Apple and Google each boast between 800,000 and one million apps in their online stores, while Microsoft’s Windows Phone Store houses approximately 145,000 and BlackBerry World has in the region of 120,000. This signals a significant difference and further highlights Google and Apple’s lead in the mobile software space.
While the sheer growth in the number of apps is impressive it creates greater desire from developers to get their apps featuring in the ‘top downloaded’ app charts. To do so they will first approach the larger platforms, often overlooking the likes of Microsoft and BlackBerry.
Having a wide choice of apps is certainly appealing, but many users will frequently download apps then rarely use them. If apps are free then this won’t have an effect on your bank balance, but unless they’re deleted they’ll certainly start having an impact upon your handset’s performance, and even the fastest smartphones could begin to lag if they become clogged up with large, unused files
With the likes of O2 and Vodafone planning to introduce LTE networks for 4G phones along with that already offered by EE, you’ll want your smartphone to be running perfectly to make the most of the new data speeds.
However, even paid apps frequently end up going to waste and smartphone users are throwing away almost £6m a year on impulse buys. On average a British mobile device has around 23 apps installed on it, and less than a third of these are used on a regular basis.
Fitness and cookery aids sit at the top of the list of apps that users download but rarely consult, while language learning, book and travel downloads are also amongst those likely to be used once and then forgotten.
App spend is also partly driven by the type of device which is being used – the more apps a manufacturer has to offer the more likely users are to buy into the brand and platform alike.
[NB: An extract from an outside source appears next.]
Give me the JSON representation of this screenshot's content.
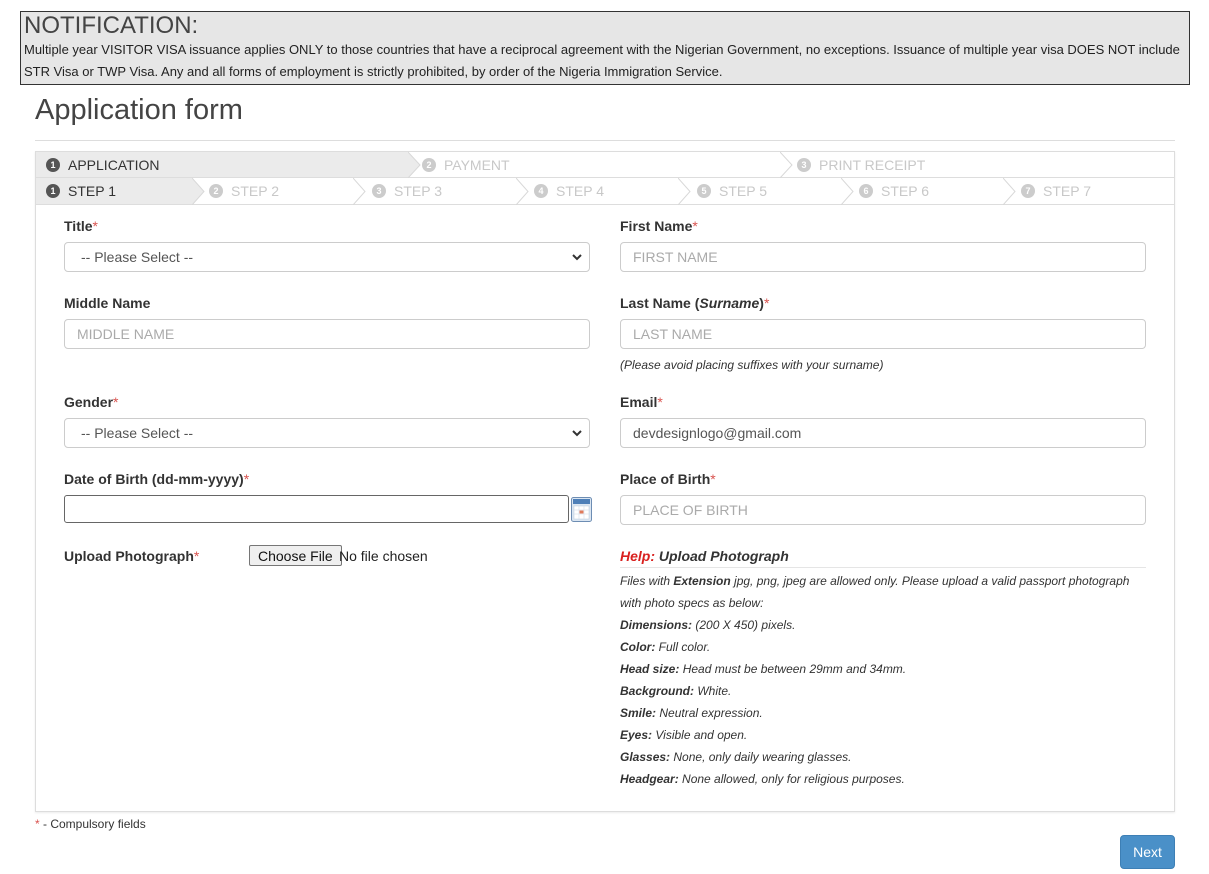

Choice is everything these days and with many people now owning more than one hand-held device this again boosts the number of apps being downloaded.
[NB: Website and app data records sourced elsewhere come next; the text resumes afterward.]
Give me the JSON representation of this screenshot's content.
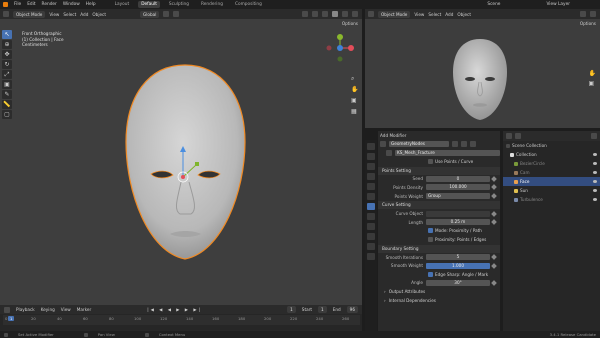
{
  "menu": {
    "items": [
      "File",
      "Edit",
      "Render",
      "Window",
      "Help"
    ]
  },
  "workspaces": [
    "Layout",
    "Default",
    "Sculpting",
    "Rendering",
    "Compositing"
  ],
  "active_workspace": "Default",
  "scene": "Scene",
  "view_layer": "View Layer",
  "viewport": {
    "mode": "Object Mode",
    "menus": [
      "View",
      "Select",
      "Add",
      "Object"
    ],
    "orientation": "Global",
    "options": "Options",
    "overlay_title": "Front Orthographic",
    "overlay_collection": "(1) Collection | Face",
    "overlay_units": "Centimeters"
  },
  "right_viewport": {
    "mode": "Object Mode",
    "menus": [
      "View",
      "Select",
      "Add",
      "Object"
    ],
    "options": "Options"
  },
  "props": {
    "add_modifier": "Add Modifier",
    "node_group": "GeometryNodes",
    "modifier_name": "KS_Mesh_Fracture",
    "use_points": "Use Points / Curve",
    "sec_points": "Points Setting",
    "seed_label": "Seed",
    "seed": "0",
    "density_label": "Points Density",
    "density": "100.000",
    "weight_label": "Points Weight",
    "weight": "Group",
    "sec_curve": "Curve Setting",
    "curve_obj_label": "Curve Object",
    "length_label": "Length",
    "length": "0.25 m",
    "mode_prox": "Mode: Proximity / Path",
    "prox_pts": "Proximity: Points / Edges",
    "sec_boundary": "Boundary Setting",
    "smooth_iter_label": "Smooth Iterations",
    "smooth_iter": "5",
    "smooth_weight_label": "Smooth Weight",
    "smooth_weight": "1.000",
    "edge_sharp": "Edge Sharp: Angle / Mark",
    "angle_label": "Angle",
    "angle": "30°",
    "output_attr": "Output Attributes",
    "internal_dep": "Internal Dependencies"
  },
  "outliner": {
    "root": "Scene Collection",
    "items": [
      {
        "label": "Collection",
        "selected": false,
        "dim": false
      },
      {
        "label": "BezierCircle",
        "selected": false,
        "dim": true
      },
      {
        "label": "Cam",
        "selected": false,
        "dim": true
      },
      {
        "label": "Face",
        "selected": true,
        "dim": false
      },
      {
        "label": "Sun",
        "selected": false,
        "dim": false
      },
      {
        "label": "Turbulence",
        "selected": false,
        "dim": true
      }
    ]
  },
  "timeline": {
    "menus": [
      "Playback",
      "Keying",
      "View",
      "Marker"
    ],
    "current_frame": "1",
    "start_label": "Start",
    "start": "1",
    "end_label": "End",
    "end": "96",
    "ticks": [
      "0",
      "20",
      "40",
      "60",
      "80",
      "100",
      "120",
      "140",
      "160",
      "180",
      "200",
      "220",
      "240",
      "260"
    ]
  },
  "status": {
    "left": "Set Active Modifier",
    "mid": "Pan View",
    "right": "Context Menu",
    "version": "3.4.1 Release Candidate"
  }
}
Analysis firm Mason’s European and US Connected Consumer Survey recently found that tablet owners spend significantly more on smartphone apps than those who don’t have an alternative device to their smartphone.
This has undoubtedly contributed to the app market’s financial success and research company Canalys found that during the first quarter of 2013 both paid and unpaid mobile app downloads in the UK increased by 11% to 13.4 billion.
Right now Apple and Google appear to have something for everyone and in turn this is only going to encourage more potential users to gravitate to its mobile platform. Microsoft and BlackBerry must ensure that they continue to attract as many key applications as possible, otherwise they won’t stand a chance of witnessing anything like the success their rivals have seen to date.
This guest post was written by Sarah Hazelwood of Phones 4u, the home of all the latest mobile phone deals.